Central Progeny Testing (CPT)
The CPT was established in 2009 and its main function was to fast track and maintain genetic linkage among performance recording flocks in Ireland. It carries out this function by bringing together influential bloodlines across the most widely used sheep breeds in Ireland and using them together across commercial ewes contracted by Sheep Ireland to carry out intensive performance recording.
The Central Progeny Test (CPT) was set up not as a breed comparison, but rather as a ram and trait comparison.
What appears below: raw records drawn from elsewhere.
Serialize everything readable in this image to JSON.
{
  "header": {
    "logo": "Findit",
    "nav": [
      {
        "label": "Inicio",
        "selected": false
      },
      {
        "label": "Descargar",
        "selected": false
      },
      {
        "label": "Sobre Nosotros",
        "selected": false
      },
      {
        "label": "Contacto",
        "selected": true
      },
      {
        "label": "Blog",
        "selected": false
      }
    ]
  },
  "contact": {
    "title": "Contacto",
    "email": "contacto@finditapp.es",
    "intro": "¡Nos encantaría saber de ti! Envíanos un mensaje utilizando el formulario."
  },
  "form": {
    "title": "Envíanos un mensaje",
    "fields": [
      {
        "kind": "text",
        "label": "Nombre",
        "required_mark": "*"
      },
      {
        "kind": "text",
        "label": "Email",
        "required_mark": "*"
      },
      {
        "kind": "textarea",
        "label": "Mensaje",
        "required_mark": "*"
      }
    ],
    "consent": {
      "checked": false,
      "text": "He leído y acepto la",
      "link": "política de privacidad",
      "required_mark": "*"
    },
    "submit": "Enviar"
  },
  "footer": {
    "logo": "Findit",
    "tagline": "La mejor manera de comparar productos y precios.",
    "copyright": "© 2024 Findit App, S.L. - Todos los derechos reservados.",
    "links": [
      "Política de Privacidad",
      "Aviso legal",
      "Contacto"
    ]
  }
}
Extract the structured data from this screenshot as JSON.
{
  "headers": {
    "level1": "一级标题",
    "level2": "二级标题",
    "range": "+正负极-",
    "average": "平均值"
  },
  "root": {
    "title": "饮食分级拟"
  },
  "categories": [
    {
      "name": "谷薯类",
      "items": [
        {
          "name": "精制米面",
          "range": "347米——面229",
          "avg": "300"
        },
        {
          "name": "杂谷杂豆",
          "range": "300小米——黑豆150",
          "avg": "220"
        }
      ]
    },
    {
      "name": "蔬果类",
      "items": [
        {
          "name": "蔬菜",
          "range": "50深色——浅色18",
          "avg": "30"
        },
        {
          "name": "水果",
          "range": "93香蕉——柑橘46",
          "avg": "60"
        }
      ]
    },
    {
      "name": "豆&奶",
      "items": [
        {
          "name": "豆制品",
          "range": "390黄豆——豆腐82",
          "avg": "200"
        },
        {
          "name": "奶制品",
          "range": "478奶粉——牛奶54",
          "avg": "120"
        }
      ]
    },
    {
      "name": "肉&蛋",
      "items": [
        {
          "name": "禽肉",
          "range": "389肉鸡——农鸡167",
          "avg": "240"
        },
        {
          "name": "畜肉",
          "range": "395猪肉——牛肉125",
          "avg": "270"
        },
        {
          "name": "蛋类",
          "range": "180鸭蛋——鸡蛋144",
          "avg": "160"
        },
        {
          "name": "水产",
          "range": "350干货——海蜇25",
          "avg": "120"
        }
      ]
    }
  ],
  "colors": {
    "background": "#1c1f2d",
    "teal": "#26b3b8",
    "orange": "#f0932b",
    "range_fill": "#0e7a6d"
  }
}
It is focused on identifying our best sheep genetics regardless of breed.
The CPT provides the basis for assessing a large number of rams, and linking this information to an even wider number of animals throughout that breed’s pedigree history.
Watch this video about how the CPT works:
Sheep Ireland uses the CPT flocks (click here to see CPT flock profiles) to assess the performance of sheep in a commercial setting and to validate the EuroStar ratings. This simply means testing if the 5-Star rams are actually outperforming their 1-Star counterparts in a commercial setting.
Ewes are impregnated by AI using semen collected from these pedigree rams. A number of carefully selected rams are also purchased by Sheep Ireland annually and used via natural mating within these CPT flocks. This work all contributes to delivering the most accurate €uroStar evaluations as possible to Irish sheep farmers.
All rams are sourced from active LambPlus Flocks based on the number of relatives the ram has in other LambPlus flocks and their Replacement index along with other criteria.
Performance data is collected on all the resulting lambs & this information is included in each ram’s individual evaluation along with its relatives evaluations.
Genetic links between breeds and breeding groups are critical elements of any genetic evaluation programme. Without genetic linkage, the performance of different groups of sheep could not be fairly evaluated. The intention of the CPT is to evaluate as many new sires as possible annually, while genetically linking new bloodlines and strengthening existing ones as best possible throughout Ireland.
What is Genetic Linkage?
To maximize the genetic linkage that can be delivered by the CPT, Sheep Ireland attempt to locate widely used pedigree sires across different regions around the country. By taking these rams to a single location and using them on the same flocks, this is genetic linkage working at its very best. Environmental influences on lamb performance are largely eliminated as all lambs are subject to the same conditions, be they climatic, feeding, level of management etc. Essentially rams are now truly operating on a level playing field.
The CPT is a fundamental pillar of the sheep breed improvement programme:
- Source of independent commercial data
- Establishing Genetic Linkage
- Validation of the indexes
- Investigating new traits
- Building across-breed dataset
To know more about the traits being recorded, click here.
The CPT was first started in 2009 with 30 Rams from 5 Breeds used through AI across 2100 ewes.
In the past semen from these influential CPT rams had been promoted to interested breeders (targeting unlinked flocks) by Sheep Ireland and the relevant sheep breed societies. Also, many sheep breed societies had established sire reference schemes (genetic linkage schemes), whereby semen from promising rams was available to breeders to establish linkage. These initiatives had hugely positive effects on genetic linkage within the respective sheep breeds.
The CPT was set up to:
- Examine how much industry rams can vary in growth rate to slaughter.
- Examine how much industry rams vary in maternal merit.
- Foster links between Breed Societies, Ram Breeding Groups, and the wider Breeding Industry.
- Identify leading sires and benchmark sires.
- Demonstrate to the industry the extent to which rams varied in the value they could add to farm returns.
- With the collection of valuable data, improve our understanding of the genetic control of carcass merit and maternal merit and their relationship with other production traits.